- _Task objective_
Filter the records for lines holding the string "type".

- _Records shown_
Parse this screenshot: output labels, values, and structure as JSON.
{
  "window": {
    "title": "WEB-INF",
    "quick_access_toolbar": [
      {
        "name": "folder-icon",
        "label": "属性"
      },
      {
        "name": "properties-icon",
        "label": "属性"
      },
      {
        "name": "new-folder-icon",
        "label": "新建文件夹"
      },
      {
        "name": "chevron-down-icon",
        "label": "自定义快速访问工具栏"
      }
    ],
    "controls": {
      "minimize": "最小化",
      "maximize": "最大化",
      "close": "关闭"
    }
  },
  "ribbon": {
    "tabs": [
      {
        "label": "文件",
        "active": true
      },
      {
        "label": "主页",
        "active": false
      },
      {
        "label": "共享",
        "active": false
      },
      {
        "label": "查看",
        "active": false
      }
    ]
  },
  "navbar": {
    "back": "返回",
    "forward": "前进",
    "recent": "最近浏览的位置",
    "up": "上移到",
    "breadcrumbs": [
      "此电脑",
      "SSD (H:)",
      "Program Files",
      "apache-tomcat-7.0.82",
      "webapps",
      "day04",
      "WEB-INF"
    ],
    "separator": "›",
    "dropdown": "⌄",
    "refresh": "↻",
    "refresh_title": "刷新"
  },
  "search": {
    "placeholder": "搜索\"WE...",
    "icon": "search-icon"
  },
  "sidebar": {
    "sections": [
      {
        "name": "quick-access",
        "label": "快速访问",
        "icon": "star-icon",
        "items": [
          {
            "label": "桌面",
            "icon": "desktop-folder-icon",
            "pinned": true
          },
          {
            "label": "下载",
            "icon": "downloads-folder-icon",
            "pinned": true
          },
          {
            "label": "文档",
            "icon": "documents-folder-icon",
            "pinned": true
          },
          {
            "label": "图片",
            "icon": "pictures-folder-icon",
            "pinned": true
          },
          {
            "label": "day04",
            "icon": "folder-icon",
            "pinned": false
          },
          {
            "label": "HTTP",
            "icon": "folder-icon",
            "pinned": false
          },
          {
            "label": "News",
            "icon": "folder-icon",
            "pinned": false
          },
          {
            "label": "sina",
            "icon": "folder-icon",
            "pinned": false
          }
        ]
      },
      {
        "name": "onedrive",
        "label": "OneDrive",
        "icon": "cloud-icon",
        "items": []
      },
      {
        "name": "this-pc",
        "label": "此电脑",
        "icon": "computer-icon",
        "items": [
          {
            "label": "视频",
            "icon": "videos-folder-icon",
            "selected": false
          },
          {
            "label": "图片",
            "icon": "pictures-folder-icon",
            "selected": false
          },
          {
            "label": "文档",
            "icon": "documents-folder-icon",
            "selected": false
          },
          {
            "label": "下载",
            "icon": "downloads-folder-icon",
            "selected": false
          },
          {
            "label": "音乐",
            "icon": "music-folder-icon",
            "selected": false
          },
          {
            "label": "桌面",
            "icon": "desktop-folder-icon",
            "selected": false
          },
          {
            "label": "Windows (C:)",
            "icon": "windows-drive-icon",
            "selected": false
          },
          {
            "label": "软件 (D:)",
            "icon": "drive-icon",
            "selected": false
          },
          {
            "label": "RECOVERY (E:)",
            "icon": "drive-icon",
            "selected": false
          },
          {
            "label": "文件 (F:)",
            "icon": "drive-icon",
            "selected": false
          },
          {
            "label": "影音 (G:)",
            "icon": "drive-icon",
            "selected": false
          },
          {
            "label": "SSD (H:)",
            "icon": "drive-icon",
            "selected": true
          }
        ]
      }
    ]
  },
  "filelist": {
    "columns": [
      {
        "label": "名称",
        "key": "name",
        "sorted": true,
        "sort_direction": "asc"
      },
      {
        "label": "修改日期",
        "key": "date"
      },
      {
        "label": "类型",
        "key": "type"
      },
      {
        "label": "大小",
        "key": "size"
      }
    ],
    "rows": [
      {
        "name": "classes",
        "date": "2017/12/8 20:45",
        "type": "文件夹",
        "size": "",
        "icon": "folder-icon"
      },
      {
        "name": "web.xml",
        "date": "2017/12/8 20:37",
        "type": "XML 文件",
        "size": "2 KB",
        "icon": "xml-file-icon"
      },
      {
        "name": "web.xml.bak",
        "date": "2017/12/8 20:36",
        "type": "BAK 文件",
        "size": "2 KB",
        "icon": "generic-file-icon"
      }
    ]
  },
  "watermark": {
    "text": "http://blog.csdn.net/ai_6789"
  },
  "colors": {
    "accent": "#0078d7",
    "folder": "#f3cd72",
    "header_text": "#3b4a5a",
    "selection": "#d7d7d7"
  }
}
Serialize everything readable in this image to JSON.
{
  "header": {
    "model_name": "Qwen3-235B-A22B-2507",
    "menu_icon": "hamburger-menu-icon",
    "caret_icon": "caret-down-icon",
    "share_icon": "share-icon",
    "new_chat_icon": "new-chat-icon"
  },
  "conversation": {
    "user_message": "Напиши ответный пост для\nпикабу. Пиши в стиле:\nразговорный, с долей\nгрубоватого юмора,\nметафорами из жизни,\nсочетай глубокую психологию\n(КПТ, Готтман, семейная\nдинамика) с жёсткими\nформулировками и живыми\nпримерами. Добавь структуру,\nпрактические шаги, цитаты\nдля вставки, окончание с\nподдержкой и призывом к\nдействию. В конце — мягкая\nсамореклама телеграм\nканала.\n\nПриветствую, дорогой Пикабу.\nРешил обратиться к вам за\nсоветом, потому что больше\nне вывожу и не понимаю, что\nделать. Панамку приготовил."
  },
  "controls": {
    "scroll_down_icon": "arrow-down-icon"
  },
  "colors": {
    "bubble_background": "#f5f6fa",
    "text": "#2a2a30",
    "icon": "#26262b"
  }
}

- _Exercise output_
        "key": "type"
        "type": "文件夹",
        "type": "XML 文件",
        "type": "BAK 文件",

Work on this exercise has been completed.